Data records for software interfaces
┄┄┄┄┄┄┄┄┄┄

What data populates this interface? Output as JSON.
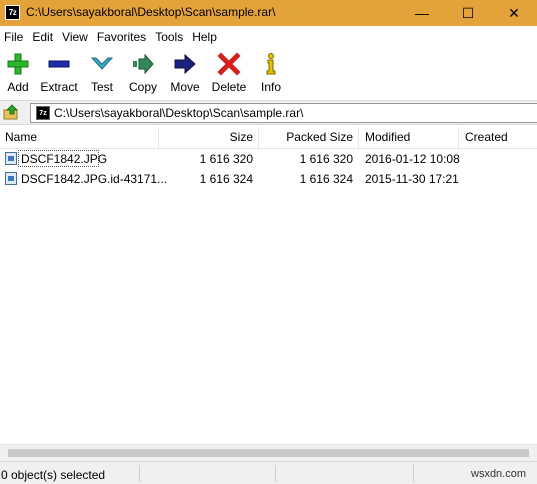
{
  "window": {
    "title": "C:\\Users\\sayakboral\\Desktop\\Scan\\sample.rar\\",
    "app_icon_text": "7z",
    "minimize_glyph": "—",
    "maximize_glyph": "☐",
    "close_glyph": "✕"
  },
  "menu": {
    "items": [
      "File",
      "Edit",
      "View",
      "Favorites",
      "Tools",
      "Help"
    ]
  },
  "toolbar": {
    "add_label": "Add",
    "extract_label": "Extract",
    "test_label": "Test",
    "copy_label": "Copy",
    "move_label": "Move",
    "delete_label": "Delete",
    "info_label": "Info",
    "colors": {
      "add": "#2db52d",
      "extract": "#1f2ea8",
      "test": "#3aa8c2",
      "copy": "#2e8b57",
      "move": "#1a237e",
      "delete": "#d21f1f",
      "info": "#e6c300"
    }
  },
  "address": {
    "path": "C:\\Users\\sayakboral\\Desktop\\Scan\\sample.rar\\",
    "icon_text": "7z"
  },
  "columns": {
    "name": "Name",
    "size": "Size",
    "packed": "Packed Size",
    "modified": "Modified",
    "created": "Created"
  },
  "files": [
    {
      "name": "DSCF1842.JPG",
      "size": "1 616 320",
      "packed": "1 616 320",
      "modified": "2016-01-12 10:08",
      "created": ""
    },
    {
      "name": "DSCF1842.JPG.id-43171...",
      "size": "1 616 324",
      "packed": "1 616 324",
      "modified": "2015-11-30 17:21",
      "created": ""
    }
  ],
  "status": {
    "selected": "0 object(s) selected",
    "watermark": "wsxdn.com"
  }
}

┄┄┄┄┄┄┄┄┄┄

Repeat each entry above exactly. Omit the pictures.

What data populates this interface? Output as JSON.
{
  "window": {
    "title": "C:\\Users\\sayakboral\\Desktop\\Scan\\sample.rar\\",
    "app_icon_text": "7z",
    "minimize_glyph": "—",
    "maximize_glyph": "☐",
    "close_glyph": "✕"
  },
  "menu": {
    "items": [
      "File",
      "Edit",
      "View",
      "Favorites",
      "Tools",
      "Help"
    ]
  },
  "toolbar": {
    "add_label": "Add",
    "extract_label": "Extract",
    "test_label": "Test",
    "copy_label": "Copy",
    "move_label": "Move",
    "delete_label": "Delete",
    "info_label": "Info",
    "colors": {
      "add": "#2db52d",
      "extract": "#1f2ea8",
      "test": "#3aa8c2",
      "copy": "#2e8b57",
      "move": "#1a237e",
      "delete": "#d21f1f",
      "info": "#e6c300"
    }
  },
  "address": {
    "path": "C:\\Users\\sayakboral\\Desktop\\Scan\\sample.rar\\",
    "icon_text": "7z"
  },
  "columns": {
    "name": "Name",
    "size": "Size",
    "packed": "Packed Size",
    "modified": "Modified",
    "created": "Created"
  },
  "files": [
    {
      "name": "DSCF1842.JPG",
      "size": "1 616 320",
      "packed": "1 616 320",
      "modified": "2016-01-12 10:08",
      "created": ""
    },
    {
      "name": "DSCF1842.JPG.id-43171...",
      "size": "1 616 324",
      "packed": "1 616 324",
      "modified": "2015-11-30 17:21",
      "created": ""
    }
  ],
  "status": {
    "selected": "0 object(s) selected",
    "watermark": "wsxdn.com"
  }
}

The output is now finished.